Ms Gautaman did not say how much the donors are paid. She added that the egg donors at her agency are generally between the ages of 21 and 32, and many are degree holders. Some are even doctors, lawyers and accountants, she said. “These ladies are very well aware of the gift of life they are giving to their recipients and although they do receive some remuneration for their time and effort, they generally are doing this to help others,” said Ms Gautaman.
From January next year, women aged 45 and older will be allowed to undergo IVF here. Doctors cheered the move but they pointed out that many of these older women would need donor eggs to conceive even if they are allowed to undergo IVF here.
Dr Sadhana Nadarajah, senior consultant of the reproductive medicine department at the KK Women’s
and Children’s Hospital, explained that women in their late 40s and 50s will have to use donor eggs to
get pregnant. For women in that age group, if they are not menopausal, most of their eggs may be genetically abnormal by then, and it will be challenging to conceive using their own eggs, she said.
However, there are some women in their 20s who suffer from premature menopause and will also need
donor eggs to conceive. Doctors say egg donors in Singapore are uncommon due to the tedious procedures involved, the fact that they cannot be paid and that people are just uncomfortable with the idea as the child would be biologically related
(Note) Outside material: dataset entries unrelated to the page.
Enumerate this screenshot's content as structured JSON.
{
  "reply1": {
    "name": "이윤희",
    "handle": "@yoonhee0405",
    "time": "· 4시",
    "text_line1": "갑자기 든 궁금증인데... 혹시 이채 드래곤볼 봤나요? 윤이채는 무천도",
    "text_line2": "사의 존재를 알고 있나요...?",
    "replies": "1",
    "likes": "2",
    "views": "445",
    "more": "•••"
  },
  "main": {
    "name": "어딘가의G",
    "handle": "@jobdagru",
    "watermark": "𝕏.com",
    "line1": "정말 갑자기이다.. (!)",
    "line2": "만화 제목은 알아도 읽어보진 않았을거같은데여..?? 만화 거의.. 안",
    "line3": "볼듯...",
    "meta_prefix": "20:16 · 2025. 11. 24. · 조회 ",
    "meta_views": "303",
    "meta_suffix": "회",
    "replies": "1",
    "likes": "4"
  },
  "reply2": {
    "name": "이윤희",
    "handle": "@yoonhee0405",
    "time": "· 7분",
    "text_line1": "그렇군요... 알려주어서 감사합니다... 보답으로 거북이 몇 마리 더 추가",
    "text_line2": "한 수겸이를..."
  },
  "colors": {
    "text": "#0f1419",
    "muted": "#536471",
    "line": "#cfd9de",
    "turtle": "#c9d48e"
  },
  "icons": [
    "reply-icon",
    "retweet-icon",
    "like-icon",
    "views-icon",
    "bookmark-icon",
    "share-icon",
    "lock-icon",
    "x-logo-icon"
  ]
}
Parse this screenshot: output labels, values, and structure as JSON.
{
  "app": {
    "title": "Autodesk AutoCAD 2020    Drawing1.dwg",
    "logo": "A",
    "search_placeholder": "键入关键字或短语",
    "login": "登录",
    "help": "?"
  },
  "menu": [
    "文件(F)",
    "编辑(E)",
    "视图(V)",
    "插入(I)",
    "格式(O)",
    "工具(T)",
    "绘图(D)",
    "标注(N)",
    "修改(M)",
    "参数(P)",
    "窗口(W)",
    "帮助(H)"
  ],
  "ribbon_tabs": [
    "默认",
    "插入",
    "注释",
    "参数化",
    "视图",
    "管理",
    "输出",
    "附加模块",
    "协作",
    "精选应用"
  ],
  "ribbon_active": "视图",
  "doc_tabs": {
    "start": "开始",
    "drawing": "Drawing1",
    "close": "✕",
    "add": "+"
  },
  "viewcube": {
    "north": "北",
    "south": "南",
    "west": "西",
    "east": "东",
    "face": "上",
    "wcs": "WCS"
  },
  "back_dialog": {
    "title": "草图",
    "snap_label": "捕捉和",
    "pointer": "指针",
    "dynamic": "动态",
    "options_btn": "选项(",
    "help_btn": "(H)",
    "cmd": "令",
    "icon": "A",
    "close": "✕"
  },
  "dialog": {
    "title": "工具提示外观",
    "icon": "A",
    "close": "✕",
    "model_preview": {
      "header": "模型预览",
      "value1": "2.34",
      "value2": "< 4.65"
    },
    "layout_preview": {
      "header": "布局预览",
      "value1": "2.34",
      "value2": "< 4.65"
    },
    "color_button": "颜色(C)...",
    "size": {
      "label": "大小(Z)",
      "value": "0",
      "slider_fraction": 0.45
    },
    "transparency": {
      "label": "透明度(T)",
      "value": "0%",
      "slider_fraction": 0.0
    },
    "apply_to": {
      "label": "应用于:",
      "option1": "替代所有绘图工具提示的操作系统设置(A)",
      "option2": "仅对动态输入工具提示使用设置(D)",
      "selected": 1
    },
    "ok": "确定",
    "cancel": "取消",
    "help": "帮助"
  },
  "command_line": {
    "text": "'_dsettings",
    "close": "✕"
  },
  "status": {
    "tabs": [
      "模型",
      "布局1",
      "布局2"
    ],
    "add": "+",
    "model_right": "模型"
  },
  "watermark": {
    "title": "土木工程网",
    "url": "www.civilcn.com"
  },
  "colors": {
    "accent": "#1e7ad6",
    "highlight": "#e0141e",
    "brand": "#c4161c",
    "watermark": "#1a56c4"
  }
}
None of the five women The Straits Times approached who used egg donors was willing to be interviewed.